Organ donation: whose consent?
A potential donor’s wishes may not be known – read through the background information and decide whether you agree with presumed consent
In the UK, around 1,000 people die each year while waiting for an organ transplant. Those who eventually receive an organ donation wait an average of over three years. Some 11 per cent of people on the waiting list for organ donations are from black, Asian and minority ethnic groups and ideally need transplants from people of the same ethnic backgrounds, as they are more likely to be a good match. However, under 4 per cent of those on the organ donation register are from these groups.
Kidneys can be given by living donors, as can parts of the pancreas, lung and liver, but other organs must come from deceased donors – usually people who have suffered brain death or for whom a decision has been taken to remove life support.
In England and Scotland, if a person consents to organ donation, then their wishes should be respected. If someone’s wishes are not known or cannot be determined, then the decision passes to a relative. The law has recently been changed in Wales, with ‘presumed consent’ being adopted from December 2015. This means that people must opt out if they do not want to donate their organs – anyone who does not opt out will be considered a potential organ donor.
Pros of presumed consent
- Waiting times for transplants and the number of deaths on the waiting list may decrease.
- Law is clarified in the event of the death of a relative.
Cons of presumed consent

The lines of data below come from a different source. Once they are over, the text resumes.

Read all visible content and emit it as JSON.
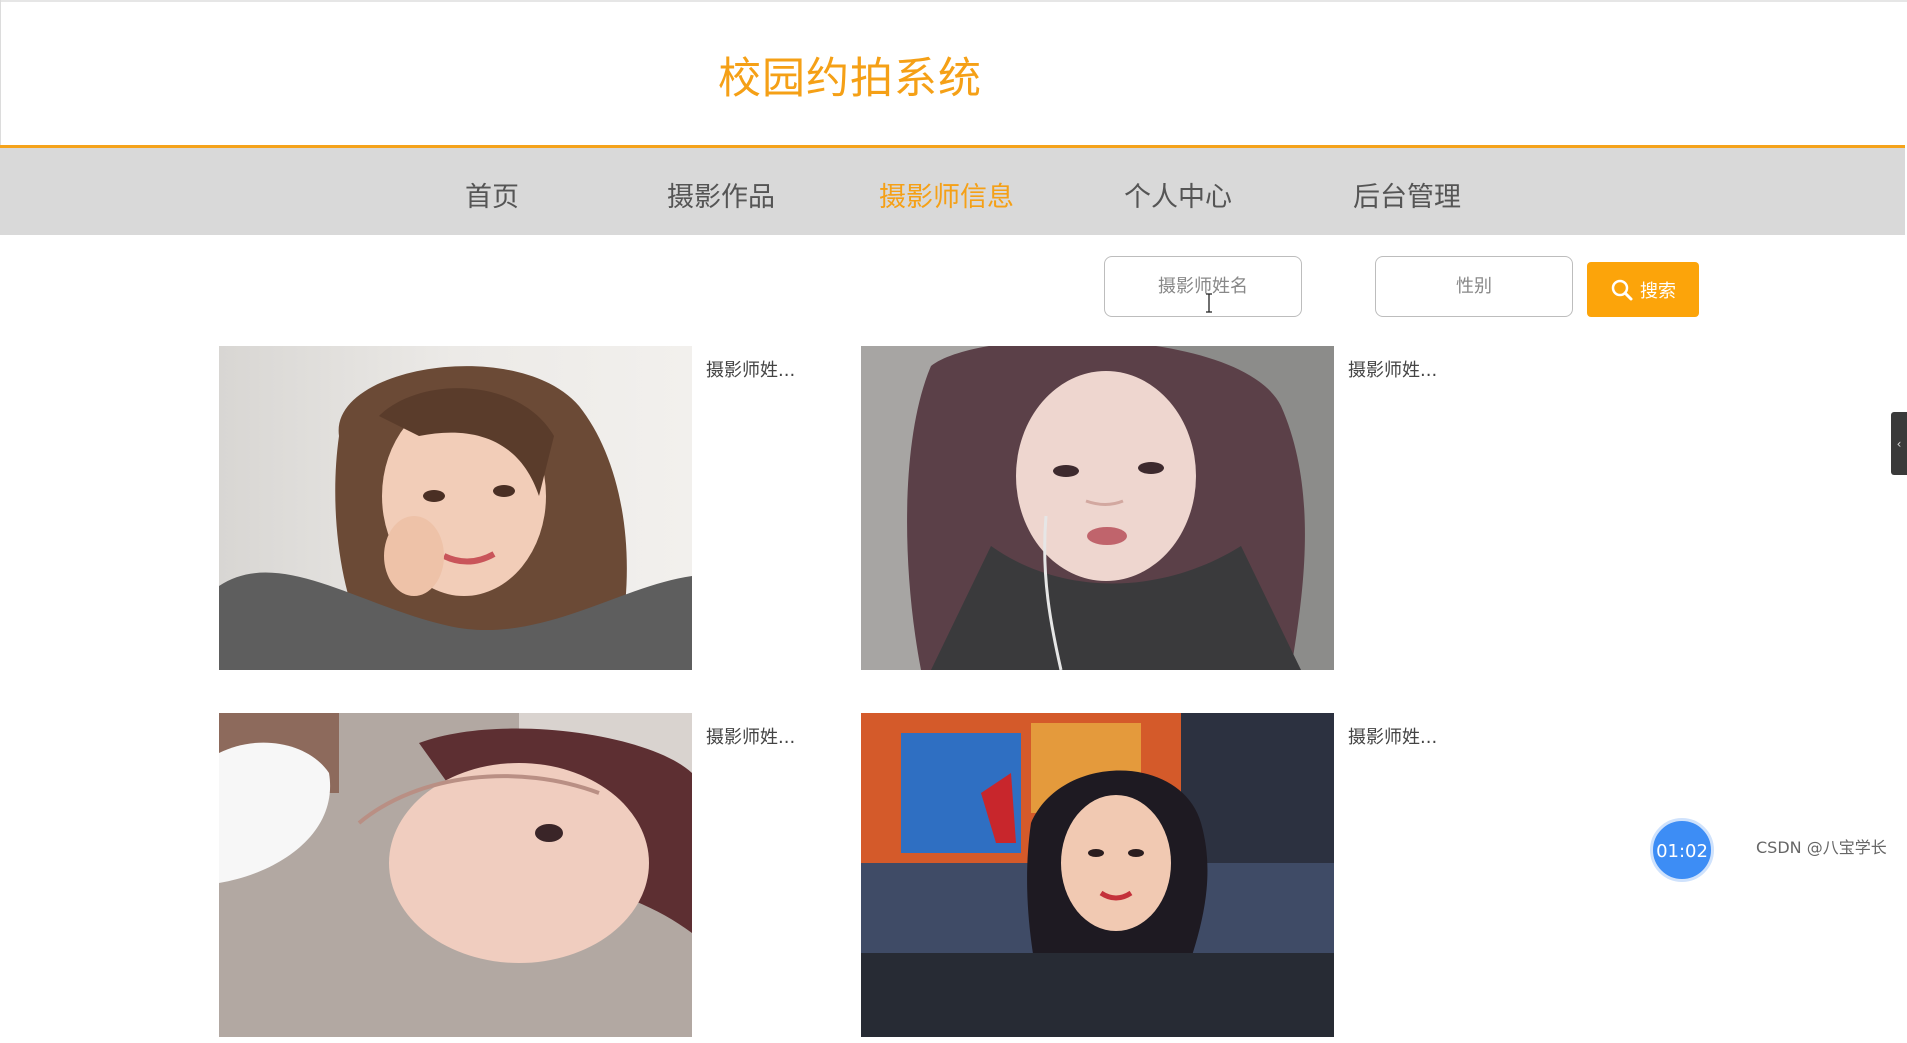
{
  "header": {
    "title": "校园约拍系统"
  },
  "nav": {
    "items": [
      {
        "label": "首页",
        "active": false
      },
      {
        "label": "摄影作品",
        "active": false
      },
      {
        "label": "摄影师信息",
        "active": true
      },
      {
        "label": "个人中心",
        "active": false
      },
      {
        "label": "后台管理",
        "active": false
      }
    ]
  },
  "search": {
    "name_placeholder": "摄影师姓名",
    "gender_placeholder": "性别",
    "button_label": "搜索"
  },
  "cards": [
    {
      "name": "摄影师姓..."
    },
    {
      "name": "摄影师姓..."
    },
    {
      "name": "摄影师姓..."
    },
    {
      "name": "摄影师姓..."
    }
  ],
  "overlay": {
    "timer": "01:02",
    "watermark": "CSDN @八宝学长"
  },
  "colors": {
    "accent": "#f5a016",
    "nav_bg": "#d9d9d9",
    "button": "#fca40a"
  },
  "icons": [
    "search-icon",
    "chevron-left-icon",
    "text-cursor-icon"
  ]
}
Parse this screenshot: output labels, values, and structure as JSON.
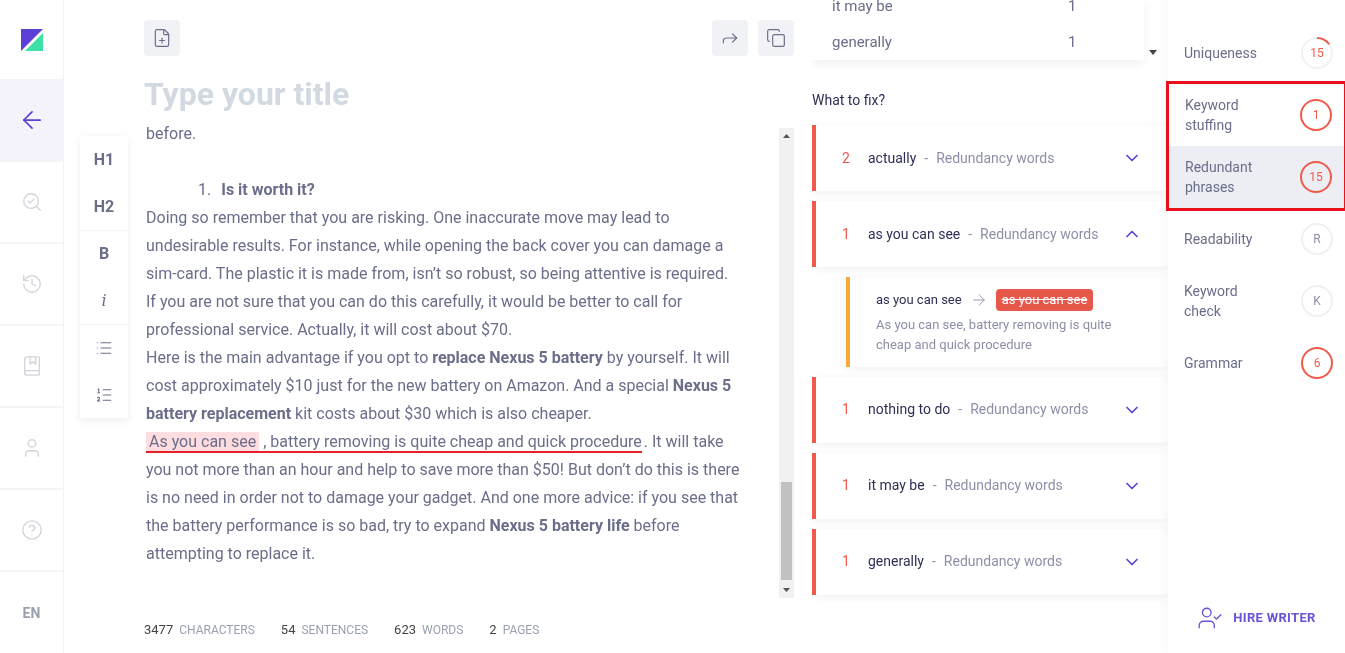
{
  "nav": {
    "items": [
      {
        "selected": true
      },
      {
        "selected": false
      },
      {
        "selected": false
      },
      {
        "selected": false
      },
      {
        "selected": false
      },
      {
        "selected": false
      }
    ],
    "language": "EN"
  },
  "editor": {
    "title_placeholder": "Type your title",
    "format_buttons": [
      {
        "kind": "text",
        "label": "H1"
      },
      {
        "kind": "text",
        "label": "H2"
      },
      {
        "kind": "bold",
        "label": "B"
      },
      {
        "kind": "italic",
        "label": "i"
      },
      {
        "kind": "bullets"
      },
      {
        "kind": "numbers"
      }
    ],
    "paragraphs": [
      {
        "kind": "text",
        "text": "before."
      },
      {
        "kind": "spacer"
      },
      {
        "kind": "numbered",
        "number": "1.",
        "text": "Is it worth it?"
      },
      {
        "kind": "text",
        "text": "Doing so remember that you are risking. One inaccurate move may lead to undesirable results. For instance, while opening the back cover you can damage a sim-card. The plastic it is made from, isn’t so robust, so being attentive is required."
      },
      {
        "kind": "text",
        "text": "If you are not sure that you can do this carefully, it would be better to call for professional service. Actually, it will cost about $70."
      },
      {
        "kind": "text",
        "text": "Here is the main advantage if you opt to **replace Nexus 5 battery** by yourself. It will cost approximately $10 just for the new battery on Amazon. And a special **Nexus 5 battery replacement**  kit costs about $30 which is also cheaper."
      },
      {
        "kind": "flagged",
        "phrase": "As you can see",
        "sentence": ", battery removing is quite cheap and quick procedure",
        "rest": ". It will take you not more than an hour and help to save more than $50! But don’t do this is there is no need in order not to damage your gadget. And one more advice: if you see that the battery performance is so bad, try to expand **Nexus 5 battery life** before attempting to replace it."
      }
    ],
    "stats": [
      {
        "value": "3477",
        "label": "CHARACTERS"
      },
      {
        "value": "54",
        "label": "SENTENCES"
      },
      {
        "value": "623",
        "label": "WORDS"
      },
      {
        "value": "2",
        "label": "PAGES"
      }
    ]
  },
  "phrase_table": {
    "rows": [
      {
        "phrase": "it may be",
        "count": "1"
      },
      {
        "phrase": "generally",
        "count": "1"
      }
    ]
  },
  "fixes": {
    "heading": "What to fix?",
    "items": [
      {
        "count": "2",
        "phrase": "actually",
        "separator": "-",
        "category": "Redundancy words",
        "expanded": false
      },
      {
        "count": "1",
        "phrase": "as you can see",
        "separator": "-",
        "category": "Redundancy words",
        "expanded": true,
        "suggestion": {
          "original": "as you can see",
          "removed": "as you can see",
          "context": "As you can see, battery removing is quite cheap and quick procedure"
        }
      },
      {
        "count": "1",
        "phrase": "nothing to do",
        "separator": "-",
        "category": "Redundancy words",
        "expanded": false
      },
      {
        "count": "1",
        "phrase": "it may be",
        "separator": "-",
        "category": "Redundancy words",
        "expanded": false
      },
      {
        "count": "1",
        "phrase": "generally",
        "separator": "-",
        "category": "Redundancy words",
        "expanded": false
      }
    ]
  },
  "checks": [
    {
      "label": "Uniqueness",
      "value": "15",
      "kind": "progress",
      "selected": false,
      "framed": false
    },
    {
      "label": "Keyword stuffing",
      "value": "1",
      "kind": "alert",
      "selected": false,
      "framed": true
    },
    {
      "label": "Redundant phrases",
      "value": "15",
      "kind": "alert",
      "selected": true,
      "framed": true
    },
    {
      "label": "Readability",
      "value": "R",
      "kind": "idle",
      "selected": false,
      "framed": false
    },
    {
      "label": "Keyword check",
      "value": "K",
      "kind": "idle",
      "selected": false,
      "framed": false
    },
    {
      "label": "Grammar",
      "value": "6",
      "kind": "alert",
      "selected": false,
      "framed": false
    }
  ],
  "hire_button": "HIRE WRITER"
}
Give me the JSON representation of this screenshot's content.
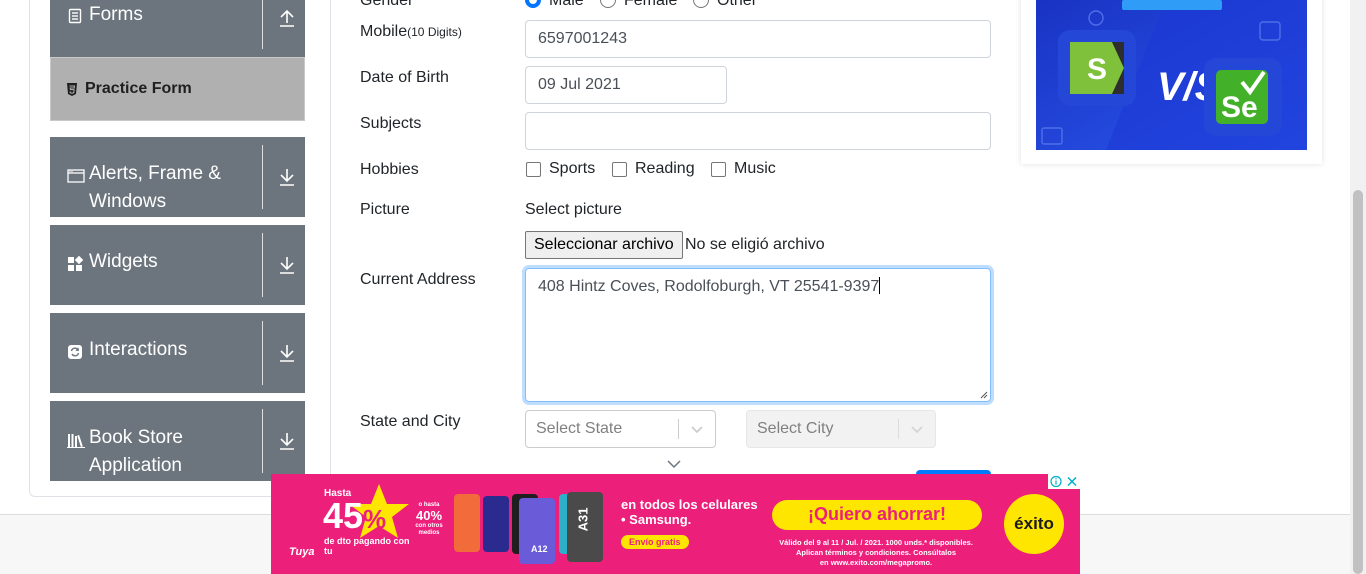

- People who have not opted out may become donors even if they were against donation.
- Forces people to make decisions about death, potentially confronting cultural taboos or conflicting with religious beliefs.
- Why do you think many people do not add their name to the organ donation register?
- Should family members be able to override donation decisions on behalf of deceased relatives?
- How might a change in UK law affect the waiting list for different groups of people?
Tareq Salahuddin/Flickr CC BY